It was no surprise that the grand jury declined to charge the police officer who fired the fatal shots in Ferguson, Missouri. That's what is so frustrating.
<i>The latest “Vanishing into Thin Air” series, which began with the Oct. 24 opinion piece on contemporary art: it's Barack H. Obama's turn.</i>
The man who had been introduced — almost unanimously — as the new Messiah, made sacred by the color of his skin, turns out to be a pretty mediocre president of the [Read more]
The full effect of the reorganization imposed by the Supreme Court on campaign financing and the equality of citizen voting has made itself felt for the first time. The result? Depressing!
Old specters are not easily scared. Take for example the specter of racism. Barack Obama twice winning the American presidential election unequivocally narrowed the racial divide in the United States. Well, at least the black community derived new strength from it. Of course, interracial distrust still exists. Not only [Read more]
In 2014, with graying hair and anxiety, Obama expressed to the world that “we don’t have the strength to match our ambitions.”* America continues to lose its ability to control world order. Domestically, the August killing of Ferguson, Missouri youth Michael Brown has created America’s latest human rights scar. [Read more]
Daniel’s life has been plagued by abuse. During his childhood in one of the poorest neighborhoods in the Bronx, he had to struggle constantly to survive his stepfather’s anger attacks. His mother did not know what was happening because she had no other option but to leave him at home at the mercy of her new [Read more]
The president of the Russian Tennis Federation insulted two female players. When is a joke a joke, and when is it humiliation?
<i>Black Princeton professor Cornel West was among the group of protesters arrested in Ferguson, Missouri in August after an 18-year-old African-American boy was shot and killed by a white police officer. Racial tensions remain high, principally stemming from a culture of institutional discrimination.</i>
<i>Philippe de Chauveron’s film, judged too politically incorrect, will not be released in the United States.</i>
In the United States, there’s no joking about Jews, blacks or Arabs. Philippe de Chauveron’s movie “Serial (Bad) Weddings” just found that out at its own expense. According to “Le Point,” [Read more]

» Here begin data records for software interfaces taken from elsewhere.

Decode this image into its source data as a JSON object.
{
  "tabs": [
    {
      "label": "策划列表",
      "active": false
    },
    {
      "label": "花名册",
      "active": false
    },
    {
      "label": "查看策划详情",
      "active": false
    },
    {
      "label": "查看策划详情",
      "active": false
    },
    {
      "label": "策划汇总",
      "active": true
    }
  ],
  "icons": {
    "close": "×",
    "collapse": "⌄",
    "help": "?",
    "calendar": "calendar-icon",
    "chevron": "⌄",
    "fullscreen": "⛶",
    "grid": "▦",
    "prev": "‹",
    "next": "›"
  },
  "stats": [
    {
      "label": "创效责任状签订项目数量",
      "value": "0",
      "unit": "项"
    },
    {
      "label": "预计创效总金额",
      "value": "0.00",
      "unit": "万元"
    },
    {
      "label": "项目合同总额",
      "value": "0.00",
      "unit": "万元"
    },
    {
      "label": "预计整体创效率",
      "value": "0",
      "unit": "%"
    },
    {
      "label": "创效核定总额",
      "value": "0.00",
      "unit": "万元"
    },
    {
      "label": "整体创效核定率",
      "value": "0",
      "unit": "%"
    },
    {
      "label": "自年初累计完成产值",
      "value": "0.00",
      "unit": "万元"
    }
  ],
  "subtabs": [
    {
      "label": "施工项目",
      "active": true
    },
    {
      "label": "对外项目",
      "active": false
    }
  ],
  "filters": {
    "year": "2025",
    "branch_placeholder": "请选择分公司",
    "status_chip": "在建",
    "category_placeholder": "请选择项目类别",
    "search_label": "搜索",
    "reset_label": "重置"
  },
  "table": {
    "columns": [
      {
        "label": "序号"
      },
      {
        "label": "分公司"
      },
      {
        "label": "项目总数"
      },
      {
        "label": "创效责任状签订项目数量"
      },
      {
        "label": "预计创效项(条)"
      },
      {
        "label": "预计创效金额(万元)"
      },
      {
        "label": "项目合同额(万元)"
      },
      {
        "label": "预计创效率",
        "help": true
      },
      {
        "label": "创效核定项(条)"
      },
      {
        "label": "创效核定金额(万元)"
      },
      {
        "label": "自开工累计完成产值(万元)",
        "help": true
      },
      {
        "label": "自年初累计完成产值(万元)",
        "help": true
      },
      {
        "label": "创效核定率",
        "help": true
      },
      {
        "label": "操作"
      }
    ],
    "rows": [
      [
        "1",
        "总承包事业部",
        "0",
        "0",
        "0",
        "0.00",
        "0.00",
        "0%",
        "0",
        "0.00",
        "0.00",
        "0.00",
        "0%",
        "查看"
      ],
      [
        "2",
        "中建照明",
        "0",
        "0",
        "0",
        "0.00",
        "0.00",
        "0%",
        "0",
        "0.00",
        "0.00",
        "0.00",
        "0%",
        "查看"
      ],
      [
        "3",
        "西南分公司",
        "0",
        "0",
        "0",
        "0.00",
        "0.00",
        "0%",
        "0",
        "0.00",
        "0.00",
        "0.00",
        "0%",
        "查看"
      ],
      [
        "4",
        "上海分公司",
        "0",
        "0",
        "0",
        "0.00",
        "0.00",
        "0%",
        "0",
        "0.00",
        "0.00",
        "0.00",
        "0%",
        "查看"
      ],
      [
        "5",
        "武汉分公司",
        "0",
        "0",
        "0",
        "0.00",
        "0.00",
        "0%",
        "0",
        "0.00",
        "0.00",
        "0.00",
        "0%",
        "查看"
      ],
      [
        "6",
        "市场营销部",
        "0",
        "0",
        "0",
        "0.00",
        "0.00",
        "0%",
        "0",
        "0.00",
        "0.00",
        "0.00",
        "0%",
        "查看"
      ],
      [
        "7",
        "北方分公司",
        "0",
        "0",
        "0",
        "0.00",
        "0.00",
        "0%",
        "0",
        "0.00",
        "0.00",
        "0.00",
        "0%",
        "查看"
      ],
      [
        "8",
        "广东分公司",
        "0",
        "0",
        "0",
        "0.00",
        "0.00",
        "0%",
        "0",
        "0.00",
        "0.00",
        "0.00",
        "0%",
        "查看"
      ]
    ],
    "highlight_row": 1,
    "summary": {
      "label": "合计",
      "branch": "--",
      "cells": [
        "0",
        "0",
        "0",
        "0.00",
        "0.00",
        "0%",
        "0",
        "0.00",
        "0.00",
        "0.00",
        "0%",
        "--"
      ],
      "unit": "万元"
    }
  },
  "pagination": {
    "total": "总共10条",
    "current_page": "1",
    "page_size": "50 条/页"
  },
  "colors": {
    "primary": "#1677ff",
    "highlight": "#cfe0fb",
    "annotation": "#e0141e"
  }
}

The distrustful and disdainful looks shown to Jorge Vásquez, a Univision cameraman, concerned us, and at times, gave us the shivers. Vásquez is an experienced photographer who has covered wars and drug trafficking. He has also worked on stories about racial conflict.
He is short and dark, with brown eyes. It is [Read more]